#### Assigned task
Repeat every entry word for word; omit all pictures.

(Page and application data records)
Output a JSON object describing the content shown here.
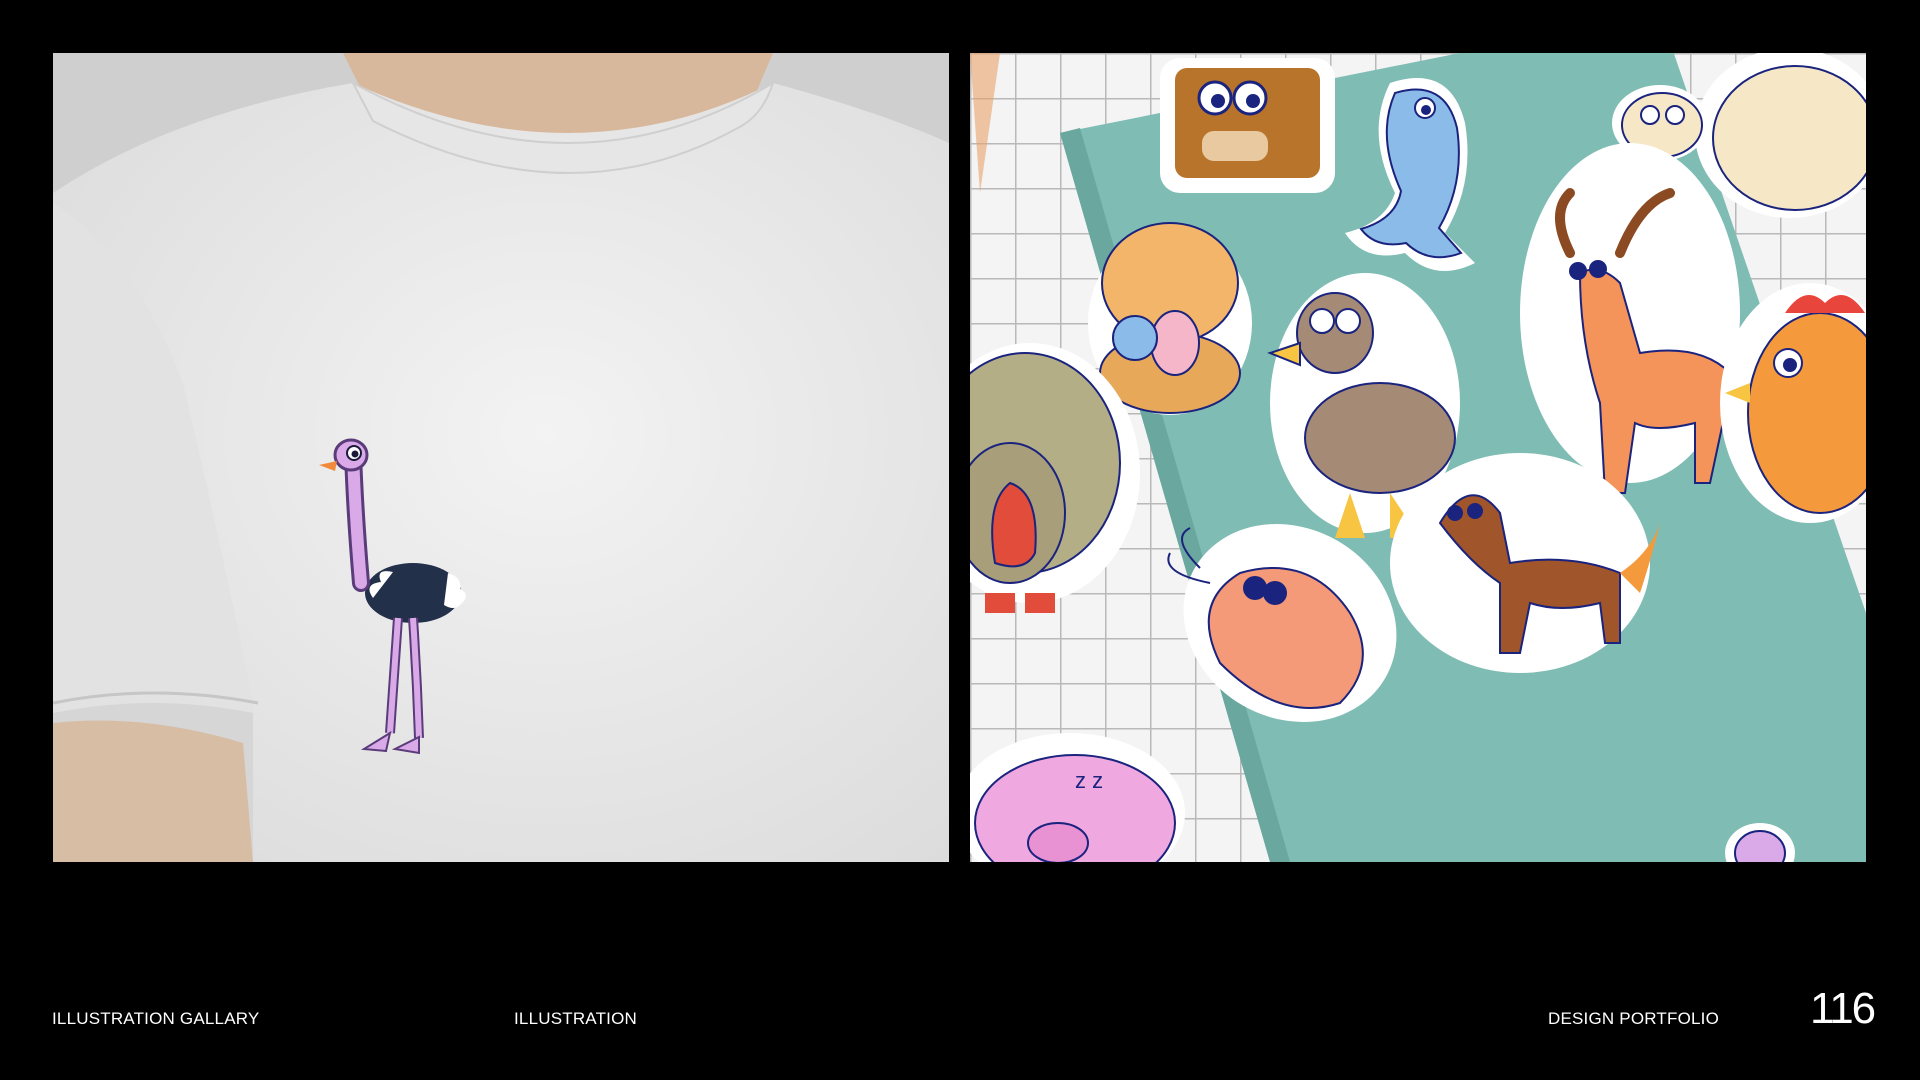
{
  "footer": {
    "left": "ILLUSTRATION GALLARY",
    "middle": "ILLUSTRATION",
    "right": "DESIGN PORTFOLIO",
    "page_number": "116"
  },
  "images": [
    {
      "subject": "white t-shirt mockup with ostrich illustration"
    },
    {
      "subject": "animal sticker set on teal notebook over white tiles"
    }
  ],
  "colors": {
    "background": "#000000",
    "text": "#ffffff",
    "shirt": "#ececec",
    "notebook": "#7fbdb4",
    "tile": "#f2f2f2"
  }
}
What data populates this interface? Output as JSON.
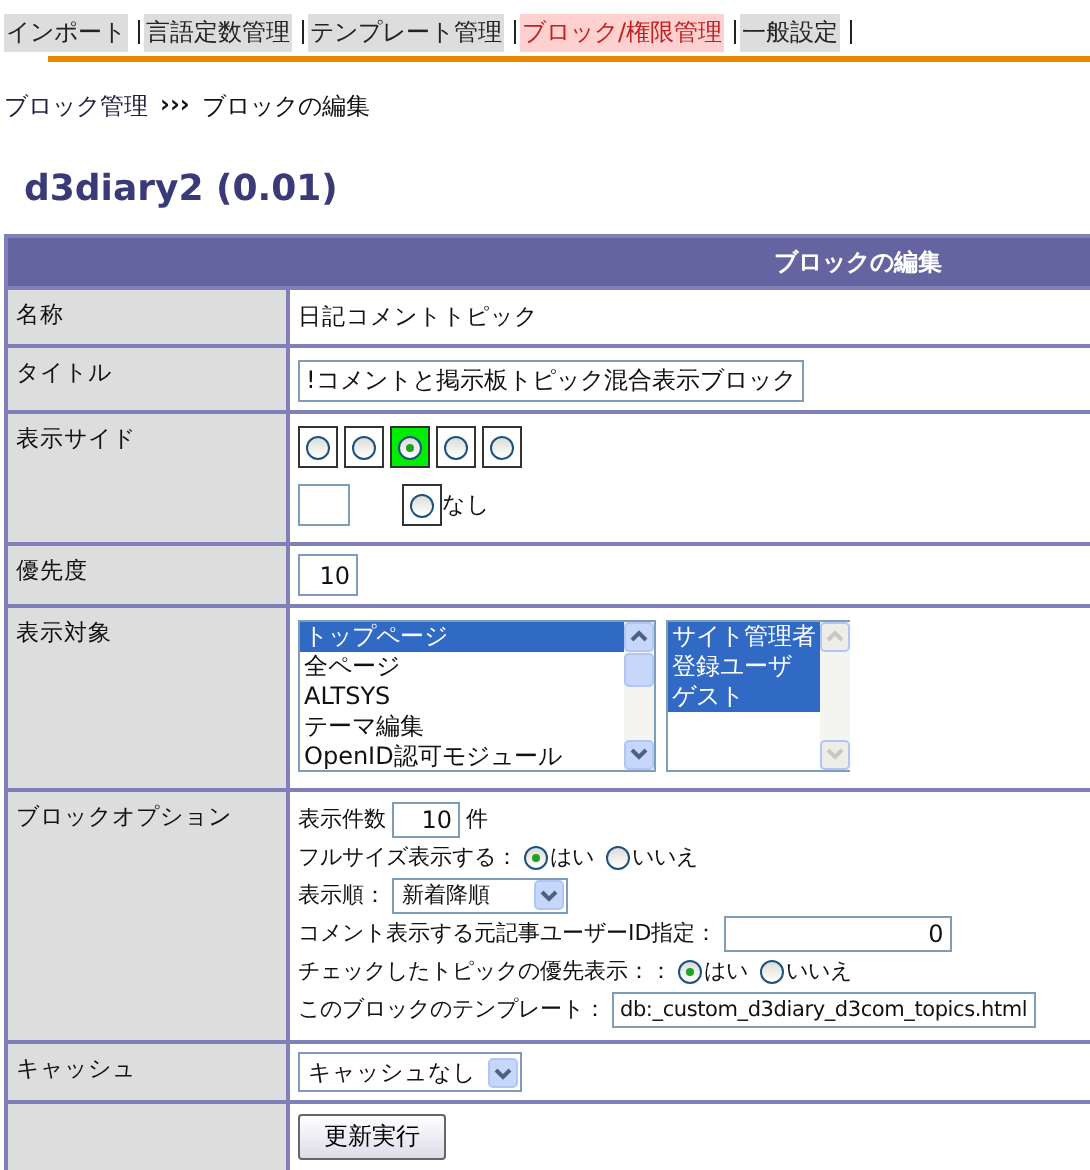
{
  "nav": {
    "items": [
      {
        "label": "インポート",
        "selected": false
      },
      {
        "label": "言語定数管理",
        "selected": false
      },
      {
        "label": "テンプレート管理",
        "selected": false
      },
      {
        "label": "ブロック/権限管理",
        "selected": true
      },
      {
        "label": "一般設定",
        "selected": false
      }
    ]
  },
  "breadcrumb": {
    "parent": "ブロック管理",
    "separator": "›››",
    "current": "ブロックの編集"
  },
  "module_title": "d3diary2 (0.01)",
  "form": {
    "header": "ブロックの編集",
    "name": {
      "label": "名称",
      "value": "日記コメントトピック"
    },
    "title": {
      "label": "タイトル",
      "value": "!コメントと掲示板トピック混合表示ブロック"
    },
    "side": {
      "label": "表示サイド",
      "positions": [
        {
          "selected": false
        },
        {
          "selected": false
        },
        {
          "selected": true
        },
        {
          "selected": false
        },
        {
          "selected": false
        }
      ],
      "none": {
        "label": "なし",
        "selected": false
      }
    },
    "weight": {
      "label": "優先度",
      "value": "10"
    },
    "targets": {
      "label": "表示対象",
      "pages": [
        {
          "label": "トップページ",
          "selected": true
        },
        {
          "label": "全ページ",
          "selected": false
        },
        {
          "label": "ALTSYS",
          "selected": false
        },
        {
          "label": "テーマ編集",
          "selected": false
        },
        {
          "label": "OpenID認可モジュール",
          "selected": false
        }
      ],
      "groups": [
        {
          "label": "サイト管理者",
          "selected": true
        },
        {
          "label": "登録ユーザ",
          "selected": true
        },
        {
          "label": "ゲスト",
          "selected": true
        }
      ]
    },
    "options": {
      "label": "ブロックオプション",
      "items": [
        {
          "kind": "count",
          "label": "表示件数",
          "value": "10",
          "suffix": "件"
        },
        {
          "kind": "radio",
          "label": "フルサイズ表示する：",
          "choices": [
            {
              "label": "はい",
              "selected": true
            },
            {
              "label": "いいえ",
              "selected": false
            }
          ]
        },
        {
          "kind": "select",
          "label": "表示順：",
          "value": "新着降順"
        },
        {
          "kind": "id",
          "label": "コメント表示する元記事ユーザーID指定：",
          "value": "0"
        },
        {
          "kind": "radio",
          "label": "チェックしたトピックの優先表示：：",
          "choices": [
            {
              "label": "はい",
              "selected": true
            },
            {
              "label": "いいえ",
              "selected": false
            }
          ]
        },
        {
          "kind": "template",
          "label": "このブロックのテンプレート：",
          "value": "db:_custom_d3diary_d3com_topics.html"
        }
      ]
    },
    "cache": {
      "label": "キャッシュ",
      "value": "キャッシュなし"
    },
    "submit": {
      "label": "更新実行"
    }
  }
}
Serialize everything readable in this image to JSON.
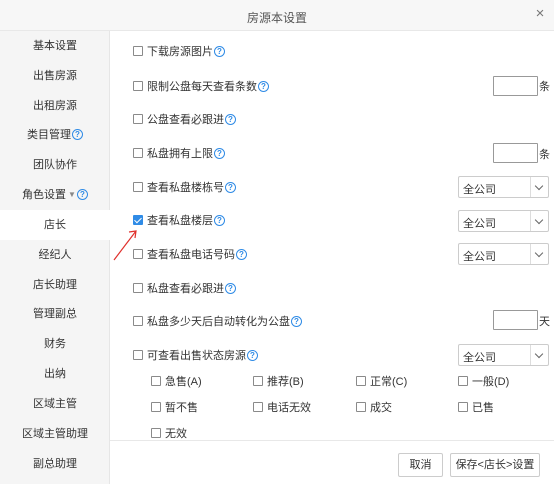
{
  "dialog": {
    "title": "房源本设置",
    "close": "×"
  },
  "sidebar": {
    "items": [
      {
        "label": "基本设置"
      },
      {
        "label": "出售房源"
      },
      {
        "label": "出租房源"
      },
      {
        "label": "类目管理"
      },
      {
        "label": "团队协作"
      },
      {
        "label": "角色设置"
      },
      {
        "label": "店长"
      },
      {
        "label": "经纪人"
      },
      {
        "label": "店长助理"
      },
      {
        "label": "管理副总"
      },
      {
        "label": "财务"
      },
      {
        "label": "出纳"
      },
      {
        "label": "区域主管"
      },
      {
        "label": "区域主管助理"
      },
      {
        "label": "副总助理"
      }
    ],
    "active": "店长"
  },
  "settings": [
    {
      "label": "下载房源图片",
      "checked": false
    },
    {
      "label": "限制公盘每天查看条数",
      "checked": false,
      "unit": "条",
      "value": ""
    },
    {
      "label": "公盘查看必跟进",
      "checked": false
    },
    {
      "label": "私盘拥有上限",
      "checked": false,
      "unit": "条",
      "value": ""
    },
    {
      "label": "查看私盘楼栋号",
      "checked": false,
      "select": "全公司"
    },
    {
      "label": "查看私盘楼层",
      "checked": true,
      "select": "全公司"
    },
    {
      "label": "查看私盘电话号码",
      "checked": false,
      "select": "全公司"
    },
    {
      "label": "私盘查看必跟进",
      "checked": false
    },
    {
      "label": "私盘多少天后自动转化为公盘",
      "checked": false,
      "unit": "天",
      "value": ""
    },
    {
      "label": "可查看出售状态房源",
      "checked": false,
      "select": "全公司"
    }
  ],
  "statuses": [
    {
      "label": "急售(A)",
      "checked": false
    },
    {
      "label": "推荐(B)",
      "checked": false
    },
    {
      "label": "正常(C)",
      "checked": false
    },
    {
      "label": "一般(D)",
      "checked": false
    },
    {
      "label": "暂不售",
      "checked": false
    },
    {
      "label": "电话无效",
      "checked": false
    },
    {
      "label": "成交",
      "checked": false
    },
    {
      "label": "已售",
      "checked": false
    },
    {
      "label": "无效",
      "checked": false
    }
  ],
  "footer": {
    "cancel": "取消",
    "save": "保存<店长>设置"
  },
  "colors": {
    "accent": "#2f8be6",
    "annotation_arrow": "#e0302c"
  },
  "icons": {
    "help": "help-question-icon",
    "expand": "caret-down-icon",
    "close": "close-icon"
  }
}
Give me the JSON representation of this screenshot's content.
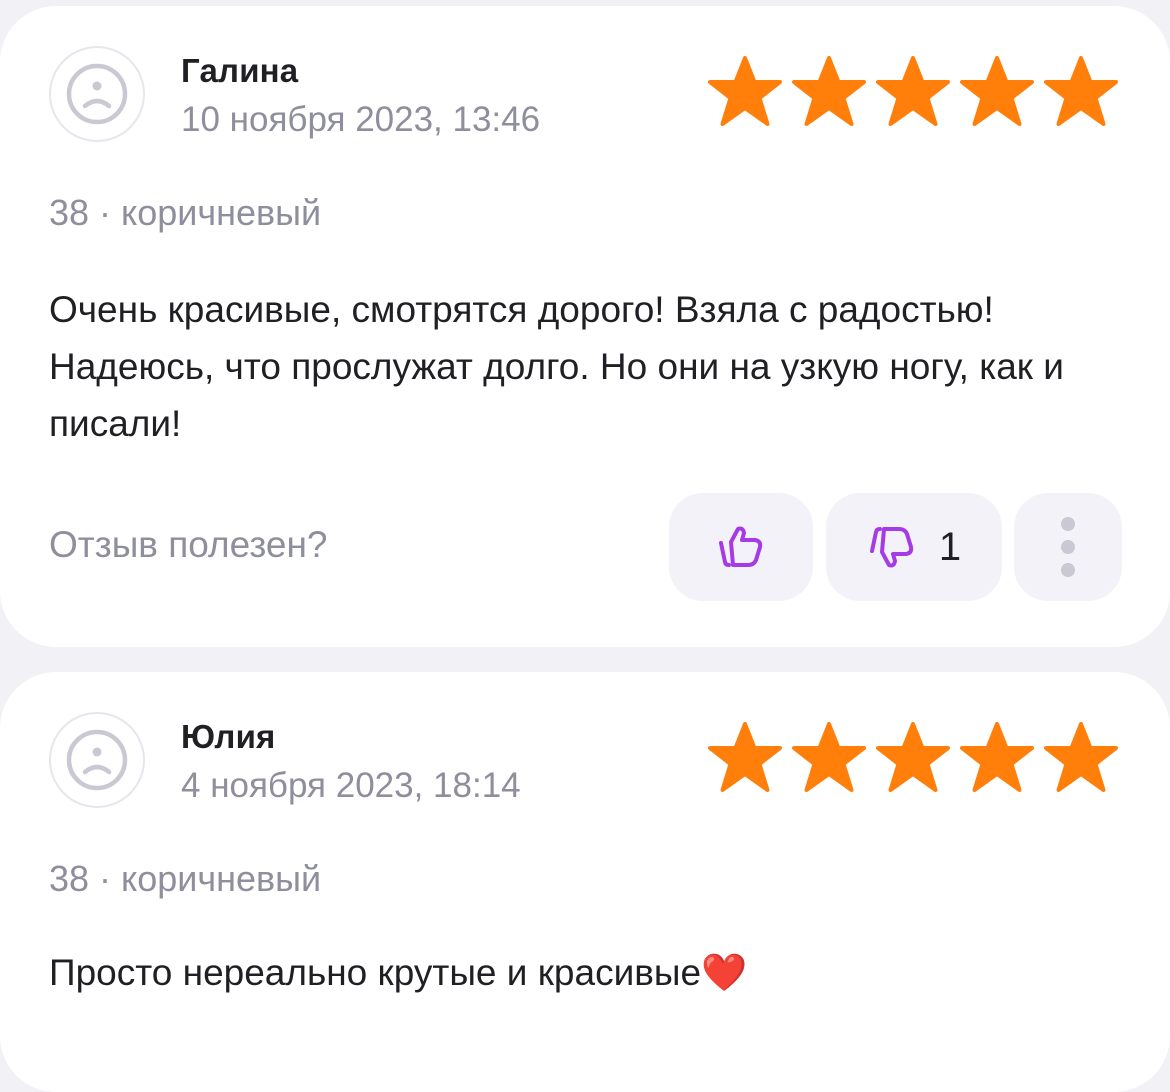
{
  "reviews": [
    {
      "author": "Галина",
      "date": "10 ноября 2023, 13:46",
      "rating": 5,
      "variant": "38 · коричневый",
      "text": "Очень красивые, смотрятся дорого! Взяла с радостью! Надеюсь, что прослужат долго. Но они на узкую ногу, как и писали!",
      "helpful_label": "Отзыв полезен?",
      "dislikes": "1"
    },
    {
      "author": "Юлия",
      "date": "4 ноября 2023, 18:14",
      "rating": 5,
      "variant": "38 · коричневый",
      "text": "Просто нереально крутые и красивые❤️"
    }
  ],
  "icons": {
    "avatar": "sad-face-icon",
    "star": "star-icon",
    "like": "thumbs-up-icon",
    "dislike": "thumbs-down-icon",
    "more": "more-vertical-icon"
  },
  "colors": {
    "star": "#ff7f0a",
    "vote_icon": "#a63ae6",
    "muted_text": "#8e8e9c",
    "button_bg": "#f3f2f8"
  }
}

#### Finished exercise
Output a JSON object describing the content shown here.
{
  "footer": {
    "left": "ILLUSTRATION GALLARY",
    "middle": "ILLUSTRATION",
    "right": "DESIGN PORTFOLIO",
    "page_number": "116"
  },
  "images": [
    {
      "subject": "white t-shirt mockup with ostrich illustration"
    },
    {
      "subject": "animal sticker set on teal notebook over white tiles"
    }
  ],
  "colors": {
    "background": "#000000",
    "text": "#ffffff",
    "shirt": "#ececec",
    "notebook": "#7fbdb4",
    "tile": "#f2f2f2"
  }
}
What data populates this interface? Output as JSON.
{
  "nav": {
    "items": [
      {
        "label": "インポート",
        "selected": false
      },
      {
        "label": "言語定数管理",
        "selected": false
      },
      {
        "label": "テンプレート管理",
        "selected": false
      },
      {
        "label": "ブロック/権限管理",
        "selected": true
      },
      {
        "label": "一般設定",
        "selected": false
      }
    ]
  },
  "breadcrumb": {
    "parent": "ブロック管理",
    "separator": "›››",
    "current": "ブロックの編集"
  },
  "module_title": "d3diary2 (0.01)",
  "form": {
    "header": "ブロックの編集",
    "name": {
      "label": "名称",
      "value": "日記コメントトピック"
    },
    "title": {
      "label": "タイトル",
      "value": "!コメントと掲示板トピック混合表示ブロック"
    },
    "side": {
      "label": "表示サイド",
      "positions": [
        {
          "selected": false
        },
        {
          "selected": false
        },
        {
          "selected": true
        },
        {
          "selected": false
        },
        {
          "selected": false
        }
      ],
      "none": {
        "label": "なし",
        "selected": false
      }
    },
    "weight": {
      "label": "優先度",
      "value": "10"
    },
    "targets": {
      "label": "表示対象",
      "pages": [
        {
          "label": "トップページ",
          "selected": true
        },
        {
          "label": "全ページ",
          "selected": false
        },
        {
          "label": "ALTSYS",
          "selected": false
        },
        {
          "label": "テーマ編集",
          "selected": false
        },
        {
          "label": "OpenID認可モジュール",
          "selected": false
        }
      ],
      "groups": [
        {
          "label": "サイト管理者",
          "selected": true
        },
        {
          "label": "登録ユーザ",
          "selected": true
        },
        {
          "label": "ゲスト",
          "selected": true
        }
      ]
    },
    "options": {
      "label": "ブロックオプション",
      "items": [
        {
          "kind": "count",
          "label": "表示件数",
          "value": "10",
          "suffix": "件"
        },
        {
          "kind": "radio",
          "label": "フルサイズ表示する：",
          "choices": [
            {
              "label": "はい",
              "selected": true
            },
            {
              "label": "いいえ",
              "selected": false
            }
          ]
        },
        {
          "kind": "select",
          "label": "表示順：",
          "value": "新着降順"
        },
        {
          "kind": "id",
          "label": "コメント表示する元記事ユーザーID指定：",
          "value": "0"
        },
        {
          "kind": "radio",
          "label": "チェックしたトピックの優先表示：：",
          "choices": [
            {
              "label": "はい",
              "selected": true
            },
            {
              "label": "いいえ",
              "selected": false
            }
          ]
        },
        {
          "kind": "template",
          "label": "このブロックのテンプレート：",
          "value": "db:_custom_d3diary_d3com_topics.html"
        }
      ]
    },
    "cache": {
      "label": "キャッシュ",
      "value": "キャッシュなし"
    },
    "submit": {
      "label": "更新実行"
    }
  }
}
Serialize everything readable in this image to JSON.
{
  "dialog": {
    "title": "房源本设置",
    "close": "×"
  },
  "sidebar": {
    "items": [
      {
        "label": "基本设置"
      },
      {
        "label": "出售房源"
      },
      {
        "label": "出租房源"
      },
      {
        "label": "类目管理"
      },
      {
        "label": "团队协作"
      },
      {
        "label": "角色设置"
      },
      {
        "label": "店长"
      },
      {
        "label": "经纪人"
      },
      {
        "label": "店长助理"
      },
      {
        "label": "管理副总"
      },
      {
        "label": "财务"
      },
      {
        "label": "出纳"
      },
      {
        "label": "区域主管"
      },
      {
        "label": "区域主管助理"
      },
      {
        "label": "副总助理"
      }
    ],
    "active": "店长"
  },
  "settings": [
    {
      "label": "下载房源图片",
      "checked": false
    },
    {
      "label": "限制公盘每天查看条数",
      "checked": false,
      "unit": "条",
      "value": ""
    },
    {
      "label": "公盘查看必跟进",
      "checked": false
    },
    {
      "label": "私盘拥有上限",
      "checked": false,
      "unit": "条",
      "value": ""
    },
    {
      "label": "查看私盘楼栋号",
      "checked": false,
      "select": "全公司"
    },
    {
      "label": "查看私盘楼层",
      "checked": true,
      "select": "全公司"
    },
    {
      "label": "查看私盘电话号码",
      "checked": false,
      "select": "全公司"
    },
    {
      "label": "私盘查看必跟进",
      "checked": false
    },
    {
      "label": "私盘多少天后自动转化为公盘",
      "checked": false,
      "unit": "天",
      "value": ""
    },
    {
      "label": "可查看出售状态房源",
      "checked": false,
      "select": "全公司"
    }
  ],
  "statuses": [
    {
      "label": "急售(A)",
      "checked": false
    },
    {
      "label": "推荐(B)",
      "checked": false
    },
    {
      "label": "正常(C)",
      "checked": false
    },
    {
      "label": "一般(D)",
      "checked": false
    },
    {
      "label": "暂不售",
      "checked": false
    },
    {
      "label": "电话无效",
      "checked": false
    },
    {
      "label": "成交",
      "checked": false
    },
    {
      "label": "已售",
      "checked": false
    },
    {
      "label": "无效",
      "checked": false
    }
  ],
  "footer": {
    "cancel": "取消",
    "save": "保存<店长>设置"
  },
  "colors": {
    "accent": "#2f8be6",
    "annotation_arrow": "#e0302c"
  },
  "icons": {
    "help": "help-question-icon",
    "expand": "caret-down-icon",
    "close": "close-icon"
  }
}
Give me the JSON representation of this screenshot's content.
{
  "reviews": [
    {
      "author": "Галина",
      "date": "10 ноября 2023, 13:46",
      "rating": 5,
      "variant": "38 · коричневый",
      "text": "Очень красивые, смотрятся дорого! Взяла с радостью! Надеюсь, что прослужат долго. Но они на узкую ногу, как и писали!",
      "helpful_label": "Отзыв полезен?",
      "dislikes": "1"
    },
    {
      "author": "Юлия",
      "date": "4 ноября 2023, 18:14",
      "rating": 5,
      "variant": "38 · коричневый",
      "text": "Просто нереально крутые и красивые❤️"
    }
  ],
  "icons": {
    "avatar": "sad-face-icon",
    "star": "star-icon",
    "like": "thumbs-up-icon",
    "dislike": "thumbs-down-icon",
    "more": "more-vertical-icon"
  },
  "colors": {
    "star": "#ff7f0a",
    "vote_icon": "#a63ae6",
    "muted_text": "#8e8e9c",
    "button_bg": "#f3f2f8"
  }
}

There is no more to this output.